Default

Default

This article displays in one automatically-generated column. View the full page to see article in its original form.

EXTRA EDITION.

STRANGE STORY OF THE SEA * FATE OF MISSING SHIP j TWENTY SKELETONS. [BX TELEGRAPH — SPECIAL TO THE POST.] 1 ] DUNEDIN, This Day. A well-known Dunedin shipping man to-day received from the skipper of one of the Shaw, Savill, and Albion liners this letter : — "Just a hurried line to tell you something in which New Zealand people may take an interest. A month ago Captain M'Arthur,in command of one of Alfred Holt's Blue Funnol steamers trading to Seattle, via China and Japan, came into tho London office and stated he had met in Seattle a pilot who told him, in the course of conversation, that he was once wrecked off Cape Horn, that most of the crew got ashore, and that all decided to part company, and to go two by two in different directions to look for the Mission Station. He and his companion, who, he believes, were the only survivors m this search for the station, which they eventually reached, came upon a large painted-port chip wrecked in a cove, and he distinctly saw the name 'Marlborough. There were three » large tents ereoted and big heaps of shell-fish^ which, had been consumed by the survivors, but they were all dead,'and there were twenty skeletons. Young Hird, son of the captain, is in the office of Law, Leslie and Co., LeadenhaUsfcreet^ and is in communication with this pilot, who has the exact atitude and longitude. Is it not a strange story of the sea?" The Marlborough and Dunedin both, left New Zealand about the year 1884, with cargoes of frozen meat, and no tidings of either of them has ever been received. It was generally surmised that they h»ul been lost in the ice. The Marlborough was a vessel of the Shaw, Savill, and Albion Company's fleet, 1124 tons, and commanded by Captain W. Hird. She left Lyttelton for London on 11th January, 1890, having on board a valuable cargo. She was sighted the next day, but never seen or heard of afterwards. She cairied a crew of between twenty and thirty men, and had one passenger on board. She was supposed to have struck the ice then , very, prevalent in. the higher latitudes. '

This article text was automatically generated and may include errors. View the full page to see article in its original form.
Permanent link to this item
Bibliographic details
Word Count
366

EXTRA EDITION. Evening Post, Volume LXXXVI, Issue 76, 26 September 1913

  1. New formats

    Papers Past now contains more than just newspapers.
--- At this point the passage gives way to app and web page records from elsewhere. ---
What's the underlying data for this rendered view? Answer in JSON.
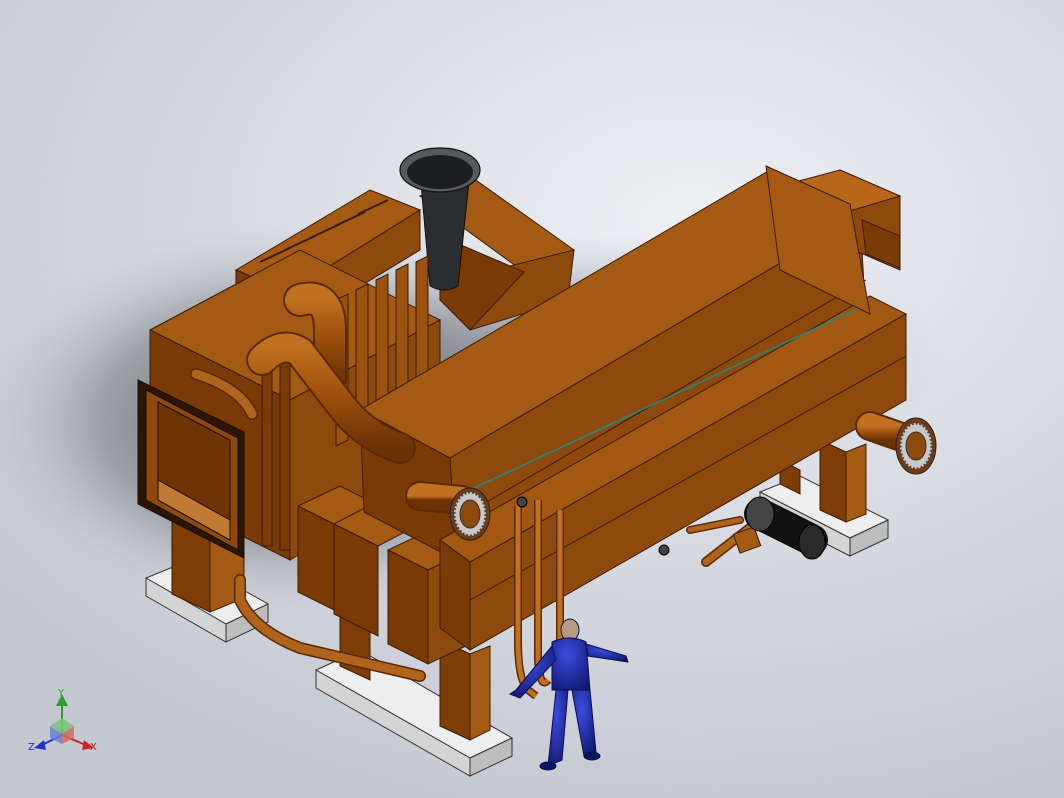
{
  "viewport": {
    "background": "#d6d9e0",
    "model_color": "#8a4207",
    "model_dark": "#5a2a04",
    "figure_color": "#1c28a8"
  },
  "triad": {
    "y_label": "Y",
    "x_label": "X",
    "z_label": "Z",
    "y_color": "#2e9e2e",
    "x_color": "#cc2222",
    "z_color": "#2233cc"
  }
}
Use these links to navigate to other kinds of materials.

  2. Hierarchy

    These links will always show you how deep you are in the collection. Click them to get a broader view of the items you're currently viewing.
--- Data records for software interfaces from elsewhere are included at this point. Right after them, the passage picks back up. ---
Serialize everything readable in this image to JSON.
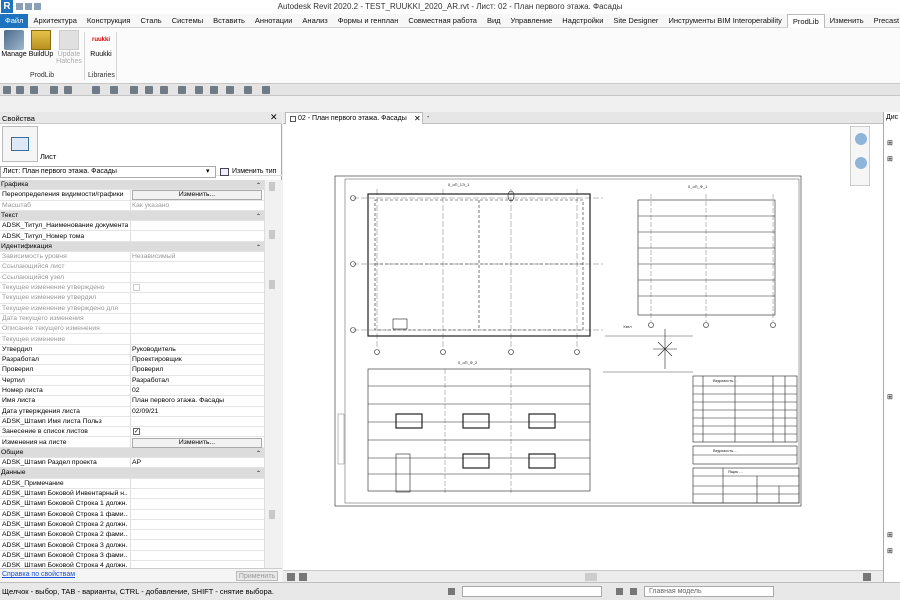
{
  "title": "Autodesk Revit 2020.2 - TEST_RUUKKI_2020_AR.rvt - Лист: 02 - План первого этажа. Фасады",
  "app_logo": "R",
  "ribbon_tabs": [
    "Файл",
    "Архитектура",
    "Конструкция",
    "Сталь",
    "Системы",
    "Вставить",
    "Аннотации",
    "Анализ",
    "Формы и генплан",
    "Совместная работа",
    "Вид",
    "Управление",
    "Надстройки",
    "Site Designer",
    "Инструменты BIM Interoperability",
    "ProdLib",
    "Изменить",
    "Precast"
  ],
  "ribbon_extra": "• ▾",
  "ribbon": {
    "buttons": [
      {
        "label": "Manage"
      },
      {
        "label": "BuildUp"
      },
      {
        "label": "Update Hatches"
      },
      {
        "label": "Ruukki",
        "logo_text": "ruukki"
      }
    ],
    "panels": [
      "ProdLib",
      "Libraries"
    ]
  },
  "properties": {
    "title": "Свойства",
    "close": "✕",
    "type_name": "Лист",
    "selector": "Лист: План первого этажа. Фасады",
    "selector_arrow": "▾",
    "edit_type": "Изменить тип",
    "rows": [
      {
        "kind": "group",
        "k": "Графика",
        "cap": "⌃"
      },
      {
        "k": "Переопределения видимости/графики",
        "btn": "Изменить..."
      },
      {
        "k": "Масштаб",
        "v": "Как указано",
        "dim": true
      },
      {
        "kind": "group",
        "k": "Текст",
        "cap": "⌃"
      },
      {
        "k": "ADSK_Титул_Наименование документа",
        "v": ""
      },
      {
        "k": "ADSK_Титул_Номер тома",
        "v": ""
      },
      {
        "kind": "group",
        "k": "Идентификация",
        "cap": "⌃"
      },
      {
        "k": "Зависимость уровня",
        "v": "Независимый",
        "dim": true
      },
      {
        "k": "Ссылающийся лист",
        "v": "",
        "dim": true
      },
      {
        "k": "Ссылающийся узел",
        "v": "",
        "dim": true
      },
      {
        "k": "Текущее изменение утверждено",
        "check": "",
        "dim": true
      },
      {
        "k": "Текущее изменение утвердил",
        "v": "",
        "dim": true
      },
      {
        "k": "Текущее изменение утверждено для",
        "v": "",
        "dim": true
      },
      {
        "k": "Дата текущего изменения",
        "v": "",
        "dim": true
      },
      {
        "k": "Описание текущего изменения",
        "v": "",
        "dim": true
      },
      {
        "k": "Текущее изменение",
        "v": "",
        "dim": true
      },
      {
        "k": "Утвердил",
        "v": "Руководитель"
      },
      {
        "k": "Разработал",
        "v": "Проектировщик"
      },
      {
        "k": "Проверил",
        "v": "Проверил"
      },
      {
        "k": "Чертил",
        "v": "Разработал"
      },
      {
        "k": "Номер листа",
        "v": "02"
      },
      {
        "k": "Имя листа",
        "v": "План первого этажа. Фасады"
      },
      {
        "k": "Дата утверждения листа",
        "v": "02/09/21"
      },
      {
        "k": "ADSK_Штамп Имя листа Польз",
        "v": ""
      },
      {
        "k": "Занесение в список листов",
        "check": "✓"
      },
      {
        "k": "Изменения на листе",
        "btn": "Изменить..."
      },
      {
        "kind": "group",
        "k": "Общие",
        "cap": "⌃"
      },
      {
        "k": "ADSK_Штамп Раздел проекта",
        "v": "АР"
      },
      {
        "kind": "group",
        "k": "Данные",
        "cap": "⌃"
      },
      {
        "k": "ADSK_Примечание",
        "v": ""
      },
      {
        "k": "ADSK_Штамп Боковой Инвентарный н...",
        "v": ""
      },
      {
        "k": "ADSK_Штамп Боковой Строка 1 должн...",
        "v": ""
      },
      {
        "k": "ADSK_Штамп Боковой Строка 1 фами...",
        "v": ""
      },
      {
        "k": "ADSK_Штамп Боковой Строка 2 должн...",
        "v": ""
      },
      {
        "k": "ADSK_Штамп Боковой Строка 2 фами...",
        "v": ""
      },
      {
        "k": "ADSK_Штамп Боковой Строка 3 должн...",
        "v": ""
      },
      {
        "k": "ADSK_Штамп Боковой Строка 3 фами...",
        "v": ""
      },
      {
        "k": "ADSK_Штамп Боковой Строка 4 должн...",
        "v": ""
      }
    ],
    "help_link": "Справка по свойствам",
    "apply": "Применить"
  },
  "view": {
    "tab_label": "02 - План первого этажа. Фасады",
    "tab_close": "✕",
    "tab2_label": "-",
    "sheet": {
      "plan_title": "0_оП_1Э_1",
      "elev1_title": "0_оП_Ф_1",
      "elev2_title": "0_оП_Ф_2",
      "table1_title": "Ведомость...",
      "table2_title": "Ведомость...",
      "stamp_text": "Ящик ...",
      "node_label": "Узел"
    }
  },
  "browser": {
    "title": "Дис"
  },
  "status": {
    "text": "Щелчок - выбор, TAB - варианты, CTRL - добавление, SHIFT - снятие выбора.",
    "model": "Главная модель"
  }
}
  3. Search

    Enter names, places, or other keywords that you're curious about here. We'll look for them in the fulltext of millions of articles.

  4. Search
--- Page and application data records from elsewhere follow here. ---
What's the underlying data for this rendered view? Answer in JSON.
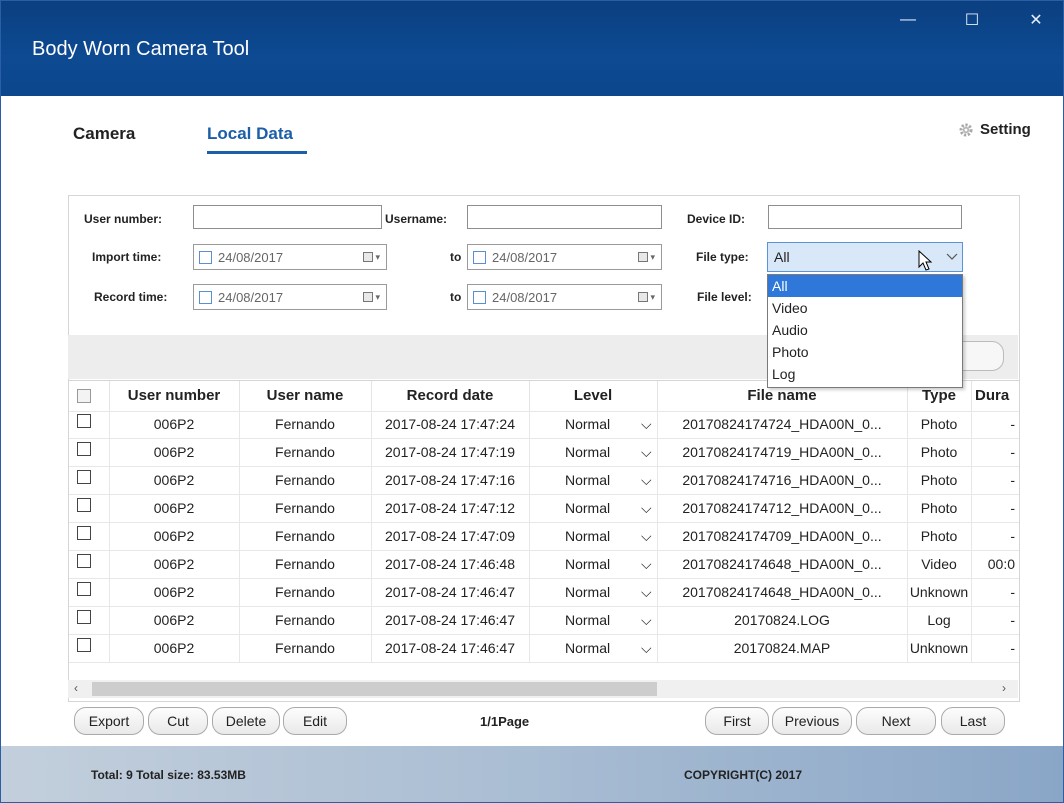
{
  "window": {
    "title": "Body Worn Camera Tool",
    "minimize": "—",
    "maximize": "☐",
    "close": "✕"
  },
  "tabs": [
    {
      "label": "Camera"
    },
    {
      "label": "Local Data"
    }
  ],
  "setting": {
    "label": "Setting"
  },
  "filter": {
    "user_number_label": "User number:",
    "username_label": "Username:",
    "device_id_label": "Device ID:",
    "import_time_label": "Import time:",
    "record_time_label": "Record time:",
    "to_label": "to",
    "file_type_label": "File type:",
    "file_level_label": "File level:",
    "import_from": "24/08/2017",
    "import_to": "24/08/2017",
    "record_from": "24/08/2017",
    "record_to": "24/08/2017",
    "file_type_value": "All",
    "file_type_options": [
      "All",
      "Video",
      "Audio",
      "Photo",
      "Log"
    ]
  },
  "table": {
    "columns": [
      "User number",
      "User name",
      "Record date",
      "Level",
      "File name",
      "Type",
      "Dura"
    ],
    "rows": [
      {
        "user": "006P2",
        "name": "Fernando",
        "date": "2017-08-24 17:47:24",
        "level": "Normal",
        "file": "20170824174724_HDA00N_0...",
        "type": "Photo",
        "dur": "-"
      },
      {
        "user": "006P2",
        "name": "Fernando",
        "date": "2017-08-24 17:47:19",
        "level": "Normal",
        "file": "20170824174719_HDA00N_0...",
        "type": "Photo",
        "dur": "-"
      },
      {
        "user": "006P2",
        "name": "Fernando",
        "date": "2017-08-24 17:47:16",
        "level": "Normal",
        "file": "20170824174716_HDA00N_0...",
        "type": "Photo",
        "dur": "-"
      },
      {
        "user": "006P2",
        "name": "Fernando",
        "date": "2017-08-24 17:47:12",
        "level": "Normal",
        "file": "20170824174712_HDA00N_0...",
        "type": "Photo",
        "dur": "-"
      },
      {
        "user": "006P2",
        "name": "Fernando",
        "date": "2017-08-24 17:47:09",
        "level": "Normal",
        "file": "20170824174709_HDA00N_0...",
        "type": "Photo",
        "dur": "-"
      },
      {
        "user": "006P2",
        "name": "Fernando",
        "date": "2017-08-24 17:46:48",
        "level": "Normal",
        "file": "20170824174648_HDA00N_0...",
        "type": "Video",
        "dur": "00:0"
      },
      {
        "user": "006P2",
        "name": "Fernando",
        "date": "2017-08-24 17:46:47",
        "level": "Normal",
        "file": "20170824174648_HDA00N_0...",
        "type": "Unknown",
        "dur": "-"
      },
      {
        "user": "006P2",
        "name": "Fernando",
        "date": "2017-08-24 17:46:47",
        "level": "Normal",
        "file": "20170824.LOG",
        "type": "Log",
        "dur": "-"
      },
      {
        "user": "006P2",
        "name": "Fernando",
        "date": "2017-08-24 17:46:47",
        "level": "Normal",
        "file": "20170824.MAP",
        "type": "Unknown",
        "dur": "-"
      }
    ]
  },
  "buttons": {
    "export": "Export",
    "cut": "Cut",
    "delete": "Delete",
    "edit": "Edit",
    "first": "First",
    "previous": "Previous",
    "next": "Next",
    "last": "Last"
  },
  "pagination": {
    "page_info": "1/1Page"
  },
  "status": {
    "summary": "Total: 9 Total size: 83.53MB",
    "copyright": "COPYRIGHT(C) 2017"
  },
  "colors": {
    "titlebar": "#0d4a92",
    "accent": "#1c5ea8",
    "selected_option": "#2f77d9"
  }
}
    Browsed to an interesting page? Click here to search within the item you're currently viewing, or start a new search.

  5. Search facets

    Use these buttons to limit your searches to particular dates, titles, and more.

  6. View selection

    Switch between images of the original document and text transcriptions and outlines you can cut and paste.

  7. Tools

    Print, save, zoom in and more.

  8. Explore

    If you'd rather just browse through documents, click here to find titles and issues from particular dates and geographic regions.

  9. Need more help?

    The "Help" link will show you different tips for each page on the site, so click here often as you explore the site.

Working